What both questions pointedly ignore is that Adam — or Eve — is not, and should not be, accountable to every Tom, Dick, and Sherry who chooses to probe Adam or Eve’s use of time. For 20 or 40 or even 50 years, Eve has obediently filled out time sheets, turned in regular reports, endured yearly evaluations, completed projects, explained to her parents that she was indeed doing what they had taught her to do, met the needs of her dearest partner, raised children, served society. For 20 years and many more, Adam has wondered when he could finally call his soul his own (which, realistically, he can’t ever do, since we all live and have our being in the communities and roles that make us who we are). Yet now, when he no longer owes his soul to the company store, for the sake of civility, he has to give account of himself to every Shaun, Vicki, and Harry? Doesn’t that verge on being rude and unjust?
Oh, many retirees over ever so many decades have genially gone along with the joke and made up jovial replies on the fly: “Oh, I keep busy watching the paint grow old on the walls.” “Hey, the grandkids keep me busier than I ever was. I don’t know how I found time to work.” “Man, I’m working my way through the beers that have been waitin’ for me.” And so on. The socially adept will find their way through this conversational minefield as they have found their way through countless other social occasions. Such is the oil that smooths out our necessary meetings and greetings. It will not do to make too much of the usual awkwardness of finding something to say to someone one doesn’t know well but would like to acknowledge.

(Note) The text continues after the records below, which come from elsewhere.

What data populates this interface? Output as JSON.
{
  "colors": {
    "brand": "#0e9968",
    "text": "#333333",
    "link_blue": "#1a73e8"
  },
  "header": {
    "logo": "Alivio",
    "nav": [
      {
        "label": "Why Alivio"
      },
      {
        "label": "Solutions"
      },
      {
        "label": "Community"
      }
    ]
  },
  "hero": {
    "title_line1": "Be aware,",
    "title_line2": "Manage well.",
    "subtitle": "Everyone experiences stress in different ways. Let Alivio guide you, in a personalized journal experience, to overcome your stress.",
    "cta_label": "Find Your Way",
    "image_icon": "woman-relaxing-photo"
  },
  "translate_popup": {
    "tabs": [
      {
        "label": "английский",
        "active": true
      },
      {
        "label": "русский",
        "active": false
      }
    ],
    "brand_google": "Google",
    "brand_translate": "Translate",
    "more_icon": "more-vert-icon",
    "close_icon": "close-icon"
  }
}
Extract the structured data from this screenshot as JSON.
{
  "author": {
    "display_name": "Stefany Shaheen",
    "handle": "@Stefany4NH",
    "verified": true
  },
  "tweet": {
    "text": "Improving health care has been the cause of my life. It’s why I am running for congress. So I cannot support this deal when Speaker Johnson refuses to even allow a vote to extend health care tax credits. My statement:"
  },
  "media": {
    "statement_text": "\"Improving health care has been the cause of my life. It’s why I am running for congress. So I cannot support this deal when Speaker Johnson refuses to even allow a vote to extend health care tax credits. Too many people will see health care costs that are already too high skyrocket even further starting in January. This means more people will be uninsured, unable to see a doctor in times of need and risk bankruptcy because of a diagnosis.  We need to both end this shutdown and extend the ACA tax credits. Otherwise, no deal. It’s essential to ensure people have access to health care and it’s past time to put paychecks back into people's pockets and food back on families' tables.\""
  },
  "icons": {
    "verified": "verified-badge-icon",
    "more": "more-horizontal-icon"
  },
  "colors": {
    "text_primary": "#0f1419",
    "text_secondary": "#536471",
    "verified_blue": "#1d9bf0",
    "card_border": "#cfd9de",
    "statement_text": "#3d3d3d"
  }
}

My sympathies are extended, though, to the Eves and Adams who are introverts, those private people who treasure their newly acquired space in which to seek the inner quietness that has always beckoned them, who want to give their time to carefully chosen projects that were never meant to be loudly public. For them, the nosiness of “keepin’ busy?” is an intrusion on privacy, and the often trivializing responses to an honest account given in good faith feel humiliating. Maybe we could craft some gentle rebukes that can convey the gist of “none of your damn business” without spoiling the friendly tone of the conversation. I’ve heard someone say, “Well, I don’t have any days in which I stare at the wall and wonder to do next.” Or also, “I am content. Is that what you wanted to know?” My favourite response is, “I’m doing nothing of socially redeeming value.” Which deftly signals both that the question has encroached on privacy and that our assumptions about work require more thought.
While it seems a useful social service to trigger some mocking laughter at our sometimes foolish assumptions about work and not work, it is more important, I think, to practice the social niceties as peacefully as possible. Some irritations are not worth risking social unease for someone else. Nevertheless, I’m still looking for some gracious responses that will stamp out the “keepin’ busy?” questions and invite my interlocutors into a more harmonious dance in the space between doing and being.
Froese taught English literature at St. Thomas More College in Saskatoon for many years until her retirement. She currently works part time as academic editor while relishing the freedom to read and write for pleasure.